▸ TASK PROMPT
An exact copy of every entry is required, without the pictures.

━━━━━━━━━━━━━━━━━━━━

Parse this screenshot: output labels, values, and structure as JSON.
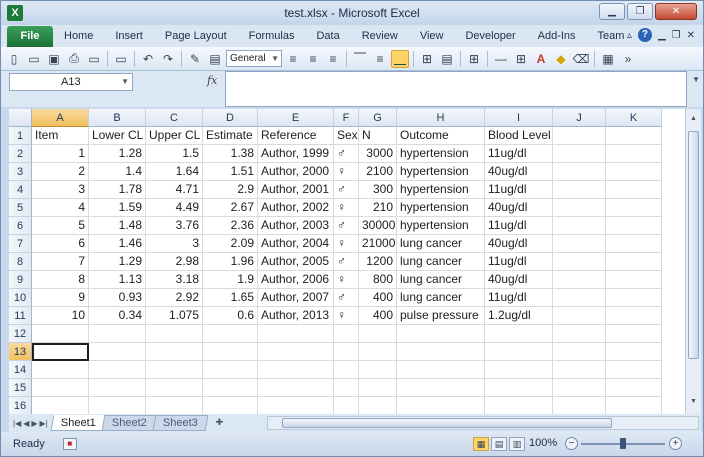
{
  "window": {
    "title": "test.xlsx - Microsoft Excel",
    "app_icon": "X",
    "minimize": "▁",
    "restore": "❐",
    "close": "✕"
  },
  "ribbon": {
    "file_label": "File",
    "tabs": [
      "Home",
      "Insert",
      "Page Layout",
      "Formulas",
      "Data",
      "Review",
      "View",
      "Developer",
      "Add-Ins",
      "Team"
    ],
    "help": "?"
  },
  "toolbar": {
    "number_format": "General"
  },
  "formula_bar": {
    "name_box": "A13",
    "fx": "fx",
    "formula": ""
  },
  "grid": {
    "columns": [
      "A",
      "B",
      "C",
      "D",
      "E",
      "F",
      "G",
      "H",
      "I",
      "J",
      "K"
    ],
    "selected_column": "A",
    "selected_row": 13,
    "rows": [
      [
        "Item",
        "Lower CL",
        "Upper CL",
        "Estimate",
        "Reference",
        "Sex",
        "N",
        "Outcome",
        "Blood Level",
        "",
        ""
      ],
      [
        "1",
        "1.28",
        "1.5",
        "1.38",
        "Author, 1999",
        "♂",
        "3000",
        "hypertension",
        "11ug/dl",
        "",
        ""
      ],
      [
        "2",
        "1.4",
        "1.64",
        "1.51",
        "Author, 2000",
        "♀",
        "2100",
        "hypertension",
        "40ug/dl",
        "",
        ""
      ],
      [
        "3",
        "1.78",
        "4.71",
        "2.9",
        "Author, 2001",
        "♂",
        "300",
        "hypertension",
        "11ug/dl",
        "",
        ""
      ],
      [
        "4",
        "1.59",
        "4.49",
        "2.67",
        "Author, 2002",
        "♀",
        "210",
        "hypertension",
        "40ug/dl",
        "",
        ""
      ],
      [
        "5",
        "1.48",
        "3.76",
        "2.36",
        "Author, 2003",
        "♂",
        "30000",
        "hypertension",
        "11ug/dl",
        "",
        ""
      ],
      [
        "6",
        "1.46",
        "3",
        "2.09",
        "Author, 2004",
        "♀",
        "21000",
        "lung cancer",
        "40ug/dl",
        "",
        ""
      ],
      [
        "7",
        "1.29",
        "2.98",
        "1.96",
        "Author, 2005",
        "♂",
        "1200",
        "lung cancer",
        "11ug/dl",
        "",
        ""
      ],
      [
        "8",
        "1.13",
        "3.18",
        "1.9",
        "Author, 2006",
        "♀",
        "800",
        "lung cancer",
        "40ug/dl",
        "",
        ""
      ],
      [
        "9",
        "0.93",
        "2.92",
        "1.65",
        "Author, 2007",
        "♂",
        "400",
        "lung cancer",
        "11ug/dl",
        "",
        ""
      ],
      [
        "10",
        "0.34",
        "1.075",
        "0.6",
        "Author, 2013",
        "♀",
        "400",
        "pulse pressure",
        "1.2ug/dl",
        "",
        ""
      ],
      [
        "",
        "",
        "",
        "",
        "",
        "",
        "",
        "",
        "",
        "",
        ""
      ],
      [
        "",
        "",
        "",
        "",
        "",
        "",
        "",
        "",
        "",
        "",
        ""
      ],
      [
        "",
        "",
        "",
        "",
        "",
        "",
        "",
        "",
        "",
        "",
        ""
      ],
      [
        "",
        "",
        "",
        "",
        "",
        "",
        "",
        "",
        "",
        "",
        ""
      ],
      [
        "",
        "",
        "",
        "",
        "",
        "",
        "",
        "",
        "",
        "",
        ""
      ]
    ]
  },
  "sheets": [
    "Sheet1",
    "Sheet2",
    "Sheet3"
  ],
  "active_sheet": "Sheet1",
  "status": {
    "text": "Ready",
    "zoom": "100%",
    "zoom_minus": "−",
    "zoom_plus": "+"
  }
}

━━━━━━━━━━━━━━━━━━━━

▸ PROBLEM SOLUTION
Parse this screenshot: output labels, values, and structure as JSON.
{
  "window": {
    "title": "test.xlsx - Microsoft Excel",
    "app_icon": "X",
    "minimize": "▁",
    "restore": "❐",
    "close": "✕"
  },
  "ribbon": {
    "file_label": "File",
    "tabs": [
      "Home",
      "Insert",
      "Page Layout",
      "Formulas",
      "Data",
      "Review",
      "View",
      "Developer",
      "Add-Ins",
      "Team"
    ],
    "help": "?"
  },
  "toolbar": {
    "number_format": "General"
  },
  "formula_bar": {
    "name_box": "A13",
    "fx": "fx",
    "formula": ""
  },
  "grid": {
    "columns": [
      "A",
      "B",
      "C",
      "D",
      "E",
      "F",
      "G",
      "H",
      "I",
      "J",
      "K"
    ],
    "selected_column": "A",
    "selected_row": 13,
    "rows": [
      [
        "Item",
        "Lower CL",
        "Upper CL",
        "Estimate",
        "Reference",
        "Sex",
        "N",
        "Outcome",
        "Blood Level",
        "",
        ""
      ],
      [
        "1",
        "1.28",
        "1.5",
        "1.38",
        "Author, 1999",
        "♂",
        "3000",
        "hypertension",
        "11ug/dl",
        "",
        ""
      ],
      [
        "2",
        "1.4",
        "1.64",
        "1.51",
        "Author, 2000",
        "♀",
        "2100",
        "hypertension",
        "40ug/dl",
        "",
        ""
      ],
      [
        "3",
        "1.78",
        "4.71",
        "2.9",
        "Author, 2001",
        "♂",
        "300",
        "hypertension",
        "11ug/dl",
        "",
        ""
      ],
      [
        "4",
        "1.59",
        "4.49",
        "2.67",
        "Author, 2002",
        "♀",
        "210",
        "hypertension",
        "40ug/dl",
        "",
        ""
      ],
      [
        "5",
        "1.48",
        "3.76",
        "2.36",
        "Author, 2003",
        "♂",
        "30000",
        "hypertension",
        "11ug/dl",
        "",
        ""
      ],
      [
        "6",
        "1.46",
        "3",
        "2.09",
        "Author, 2004",
        "♀",
        "21000",
        "lung cancer",
        "40ug/dl",
        "",
        ""
      ],
      [
        "7",
        "1.29",
        "2.98",
        "1.96",
        "Author, 2005",
        "♂",
        "1200",
        "lung cancer",
        "11ug/dl",
        "",
        ""
      ],
      [
        "8",
        "1.13",
        "3.18",
        "1.9",
        "Author, 2006",
        "♀",
        "800",
        "lung cancer",
        "40ug/dl",
        "",
        ""
      ],
      [
        "9",
        "0.93",
        "2.92",
        "1.65",
        "Author, 2007",
        "♂",
        "400",
        "lung cancer",
        "11ug/dl",
        "",
        ""
      ],
      [
        "10",
        "0.34",
        "1.075",
        "0.6",
        "Author, 2013",
        "♀",
        "400",
        "pulse pressure",
        "1.2ug/dl",
        "",
        ""
      ],
      [
        "",
        "",
        "",
        "",
        "",
        "",
        "",
        "",
        "",
        "",
        ""
      ],
      [
        "",
        "",
        "",
        "",
        "",
        "",
        "",
        "",
        "",
        "",
        ""
      ],
      [
        "",
        "",
        "",
        "",
        "",
        "",
        "",
        "",
        "",
        "",
        ""
      ],
      [
        "",
        "",
        "",
        "",
        "",
        "",
        "",
        "",
        "",
        "",
        ""
      ],
      [
        "",
        "",
        "",
        "",
        "",
        "",
        "",
        "",
        "",
        "",
        ""
      ]
    ]
  },
  "sheets": [
    "Sheet1",
    "Sheet2",
    "Sheet3"
  ],
  "active_sheet": "Sheet1",
  "status": {
    "text": "Ready",
    "zoom": "100%",
    "zoom_minus": "−",
    "zoom_plus": "+"
  }
}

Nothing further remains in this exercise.